1. When adults attune to the child and to themselves, children learn to become regulated.
2. When adults engage the child, children learn to connect
emotionally with others.
3. When adults respond to the child, children initiate reciprocal interactions with others.
4. When adults expand the child's initiations, children
communicate and negotiate with others.
5. When adults enter the pretend realm, children learn to imagine and create ideas.
6. When adults challenge a child to solve emotional and logical problems, children develop emotional thinking and logical thinking.
7. When adults reflect with a child, children learn to self-reflect or think broadly and deeply about themselves in relationship to the world.
Text description above excerpted from: Floortime Strategies to Promote Development in Children and Teens

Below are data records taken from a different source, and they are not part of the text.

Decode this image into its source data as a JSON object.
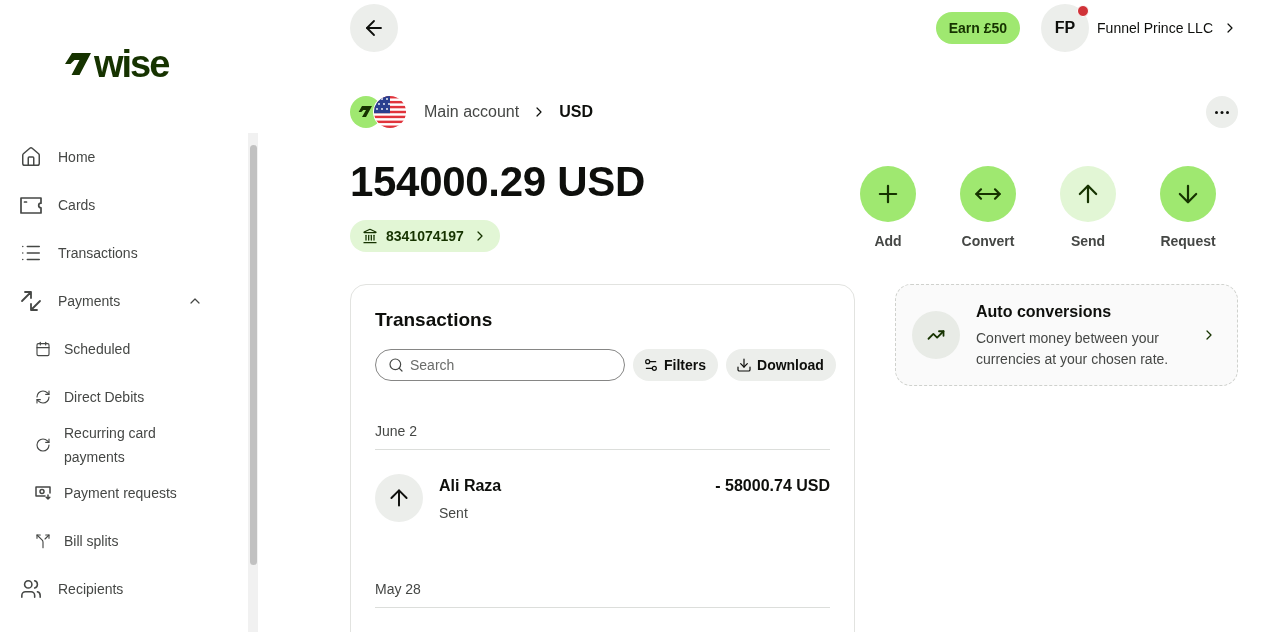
{
  "sidebar": {
    "logo": "wise",
    "items": [
      {
        "label": "Home",
        "selected": false
      },
      {
        "label": "Cards",
        "selected": false
      },
      {
        "label": "Transactions",
        "selected": false
      },
      {
        "label": "Payments",
        "selected": false,
        "expanded": true,
        "children": [
          {
            "label": "Scheduled",
            "selected": false
          },
          {
            "label": "Direct Debits",
            "selected": false
          },
          {
            "label": "Recurring card payments",
            "selected": false
          },
          {
            "label": "Payment requests",
            "selected": false
          },
          {
            "label": "Bill splits",
            "selected": false
          }
        ]
      },
      {
        "label": "Recipients",
        "selected": false
      }
    ]
  },
  "header": {
    "earn_button": "Earn £50",
    "avatar": {
      "initials": "FP",
      "notification": true
    },
    "account_name": "Funnel Prince LLC"
  },
  "breadcrumb": {
    "parent": "Main account",
    "current": "USD"
  },
  "balance": {
    "amount": "154000.29 USD",
    "account_number": "8341074197"
  },
  "actions": [
    {
      "label": "Add",
      "disabled": false
    },
    {
      "label": "Convert",
      "disabled": false
    },
    {
      "label": "Send",
      "disabled": true
    },
    {
      "label": "Request",
      "disabled": false
    }
  ],
  "transactions": {
    "title": "Transactions",
    "search": {
      "placeholder": "Search"
    },
    "buttons": [
      "Filters",
      "Download"
    ],
    "groups": [
      {
        "date": "June 2",
        "items": [
          {
            "name": "Ali Raza",
            "status": "Sent",
            "amount": "- 58000.74 USD"
          }
        ]
      },
      {
        "date": "May 28"
      }
    ]
  },
  "promo": {
    "title": "Auto conversions",
    "description": "Convert money between your currencies at your chosen rate."
  }
}
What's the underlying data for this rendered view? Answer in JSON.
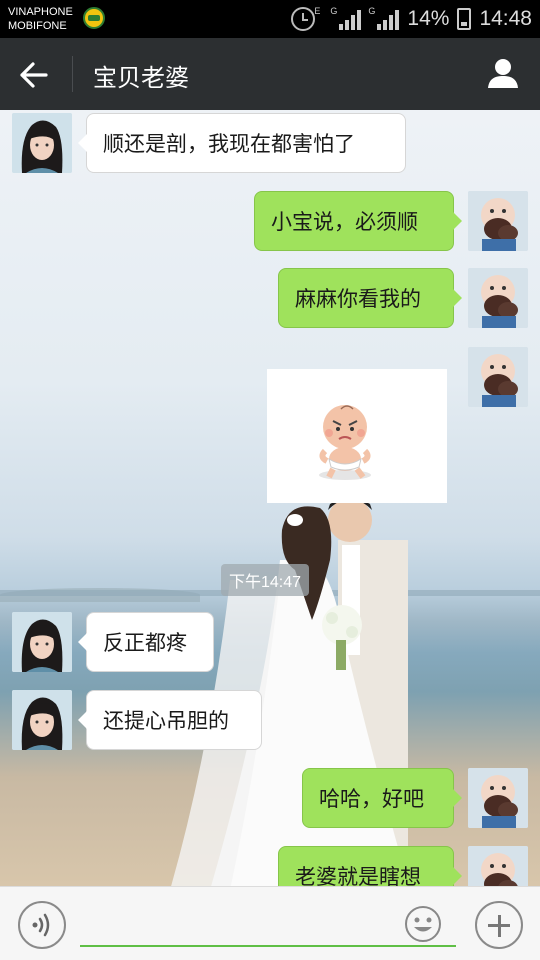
{
  "status_bar": {
    "carrier_1": "VINAPHONE",
    "carrier_2": "MOBIFONE",
    "battery": "14%",
    "time": "14:48",
    "network_1": "E",
    "network_2": "G",
    "network_3": "G"
  },
  "header": {
    "title": "宝贝老婆",
    "back_icon": "arrow-left-icon",
    "profile_icon": "person-icon",
    "background": "#2c2f31"
  },
  "messages": [
    {
      "side": "in",
      "text": "顺还是剖，我现在都害怕了"
    },
    {
      "side": "out",
      "text": "小宝说，必须顺"
    },
    {
      "side": "out",
      "text": "麻麻你看我的"
    },
    {
      "side": "out",
      "type": "sticker",
      "sticker_icon": "angry-baby-sticker"
    },
    {
      "side": "in",
      "text": "反正都疼"
    },
    {
      "side": "in",
      "text": "还提心吊胆的"
    },
    {
      "side": "out",
      "text": "哈哈，好吧"
    },
    {
      "side": "out",
      "text": "老婆就是瞎想"
    }
  ],
  "timestamp": "下午14:47",
  "input_bar": {
    "placeholder": "",
    "value": "",
    "voice_icon": "voice-icon",
    "emoji_icon": "smiley-icon",
    "plus_icon": "plus-icon"
  },
  "colors": {
    "outgoing_bubble": "#9fe25c",
    "incoming_bubble": "#ffffff",
    "accent_line": "#5fbf45"
  }
}
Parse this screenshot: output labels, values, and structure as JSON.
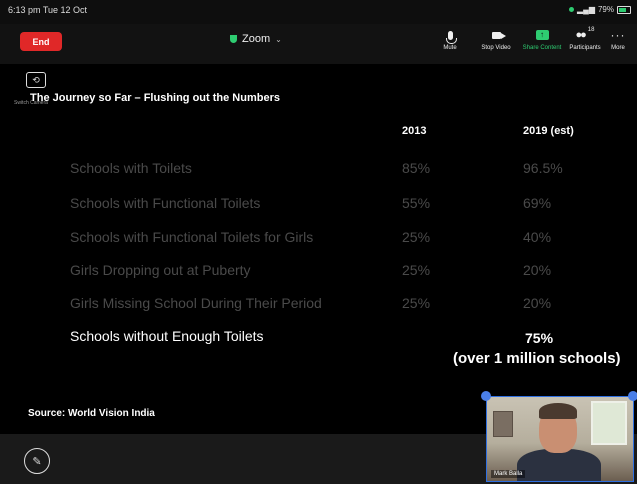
{
  "status_bar": {
    "time": "6:13 pm  Tue 12 Oct",
    "battery": "79%"
  },
  "toolbar": {
    "end_label": "End",
    "meeting_title": "Zoom",
    "mute_label": "Mute",
    "stop_video_label": "Stop Video",
    "share_label": "Share Content",
    "participants_label": "Participants",
    "participants_count": "18",
    "more_label": "More"
  },
  "switch_camera_label": "Switch Camera",
  "slide": {
    "title": "The Journey so Far – Flushing out the Numbers",
    "col_2013": "2013",
    "col_2019": "2019 (est)",
    "rows": [
      {
        "label": "Schools with Toilets",
        "v2013": "85%",
        "v2019": "96.5%"
      },
      {
        "label": "Schools with Functional Toilets",
        "v2013": "55%",
        "v2019": "69%"
      },
      {
        "label": "Schools with Functional Toilets for Girls",
        "v2013": "25%",
        "v2019": "40%"
      },
      {
        "label": "Girls Dropping out at Puberty",
        "v2013": "25%",
        "v2019": "20%"
      },
      {
        "label": "Girls Missing School During Their Period",
        "v2013": "25%",
        "v2019": "20%"
      },
      {
        "label": "Schools without Enough Toilets",
        "v2013": "",
        "v2019": "75%"
      }
    ],
    "note": "(over 1 million schools)",
    "source": "Source: World Vision India"
  },
  "video": {
    "name": "Mark Balla"
  },
  "colors": {
    "end": "#e02828",
    "share": "#2ecc71",
    "highlight": "#ffffff",
    "dim": "#4a4a4a"
  }
}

by Andrea Davis, Lahela Isaacson, and Michelle Hartwell (2014). Click here to find the book.